[INFORMATION SUPPLIED]:
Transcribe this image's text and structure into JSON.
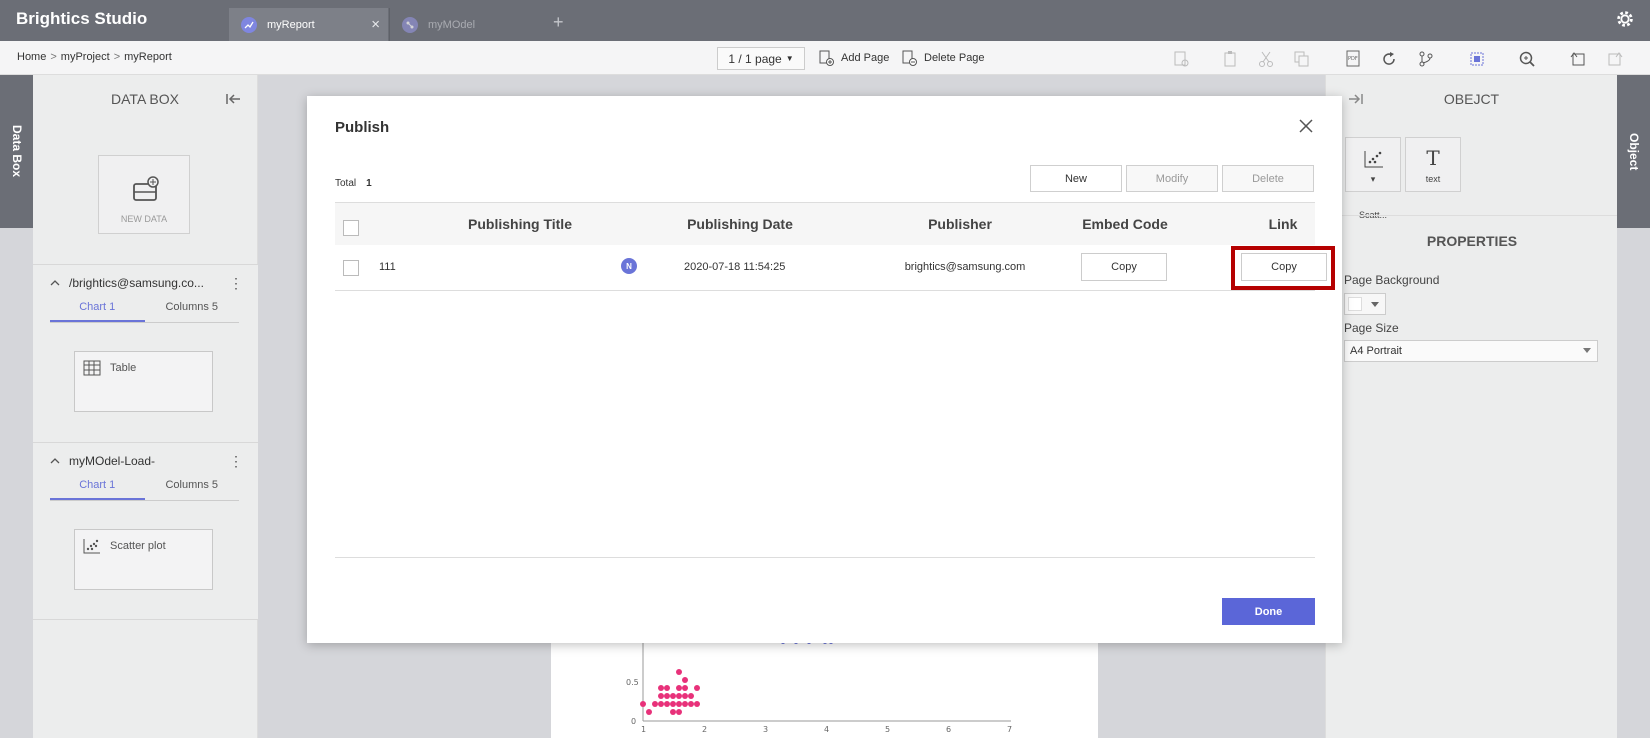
{
  "app": {
    "title": "Brightics Studio",
    "tabs": [
      {
        "label": "myReport",
        "active": true
      },
      {
        "label": "myMOdel",
        "active": false
      }
    ]
  },
  "toolbar": {
    "breadcrumb": [
      "Home",
      "myProject",
      "myReport"
    ],
    "pager": "1 / 1 page",
    "add_page": "Add Page",
    "delete_page": "Delete Page"
  },
  "left_strip": {
    "label": "Data Box"
  },
  "right_strip": {
    "label": "Object"
  },
  "databox": {
    "title": "DATA BOX",
    "new_data": "NEW DATA",
    "sections": [
      {
        "title": "/brightics@samsung.co...",
        "tabs": [
          "Chart 1",
          "Columns 5"
        ],
        "card": "Table"
      },
      {
        "title": "myMOdel-Load-",
        "tabs": [
          "Chart 1",
          "Columns 5"
        ],
        "card": "Scatter plot"
      }
    ]
  },
  "object_panel": {
    "title": "OBEJCT",
    "items": [
      "Scatt...",
      "text"
    ],
    "properties_title": "PROPERTIES",
    "page_background_label": "Page Background",
    "page_size_label": "Page Size",
    "page_size_value": "A4 Portrait"
  },
  "modal": {
    "title": "Publish",
    "total_label": "Total",
    "total_value": "1",
    "buttons": {
      "new": "New",
      "modify": "Modify",
      "delete": "Delete"
    },
    "columns": {
      "title": "Publishing Title",
      "date": "Publishing Date",
      "publisher": "Publisher",
      "embed": "Embed Code",
      "link": "Link"
    },
    "rows": [
      {
        "title": "111",
        "badge": "N",
        "date": "2020-07-18 11:54:25",
        "publisher": "brightics@samsung.com",
        "embed": "Copy",
        "link": "Copy"
      }
    ],
    "done": "Done"
  },
  "colors": {
    "accent": "#5b66d8",
    "highlight": "#b50000",
    "topbar": "#6b6e76"
  }
}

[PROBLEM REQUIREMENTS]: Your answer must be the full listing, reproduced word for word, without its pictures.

[EXERCISE SOLUTION]:
Transcribe this image's text and structure into JSON.
{
  "app": {
    "title": "Brightics Studio",
    "tabs": [
      {
        "label": "myReport",
        "active": true
      },
      {
        "label": "myMOdel",
        "active": false
      }
    ]
  },
  "toolbar": {
    "breadcrumb": [
      "Home",
      "myProject",
      "myReport"
    ],
    "pager": "1 / 1 page",
    "add_page": "Add Page",
    "delete_page": "Delete Page"
  },
  "left_strip": {
    "label": "Data Box"
  },
  "right_strip": {
    "label": "Object"
  },
  "databox": {
    "title": "DATA BOX",
    "new_data": "NEW DATA",
    "sections": [
      {
        "title": "/brightics@samsung.co...",
        "tabs": [
          "Chart 1",
          "Columns 5"
        ],
        "card": "Table"
      },
      {
        "title": "myMOdel-Load-",
        "tabs": [
          "Chart 1",
          "Columns 5"
        ],
        "card": "Scatter plot"
      }
    ]
  },
  "object_panel": {
    "title": "OBEJCT",
    "items": [
      "Scatt...",
      "text"
    ],
    "properties_title": "PROPERTIES",
    "page_background_label": "Page Background",
    "page_size_label": "Page Size",
    "page_size_value": "A4 Portrait"
  },
  "modal": {
    "title": "Publish",
    "total_label": "Total",
    "total_value": "1",
    "buttons": {
      "new": "New",
      "modify": "Modify",
      "delete": "Delete"
    },
    "columns": {
      "title": "Publishing Title",
      "date": "Publishing Date",
      "publisher": "Publisher",
      "embed": "Embed Code",
      "link": "Link"
    },
    "rows": [
      {
        "title": "111",
        "badge": "N",
        "date": "2020-07-18 11:54:25",
        "publisher": "brightics@samsung.com",
        "embed": "Copy",
        "link": "Copy"
      }
    ],
    "done": "Done"
  },
  "colors": {
    "accent": "#5b66d8",
    "highlight": "#b50000",
    "topbar": "#6b6e76"
  }
}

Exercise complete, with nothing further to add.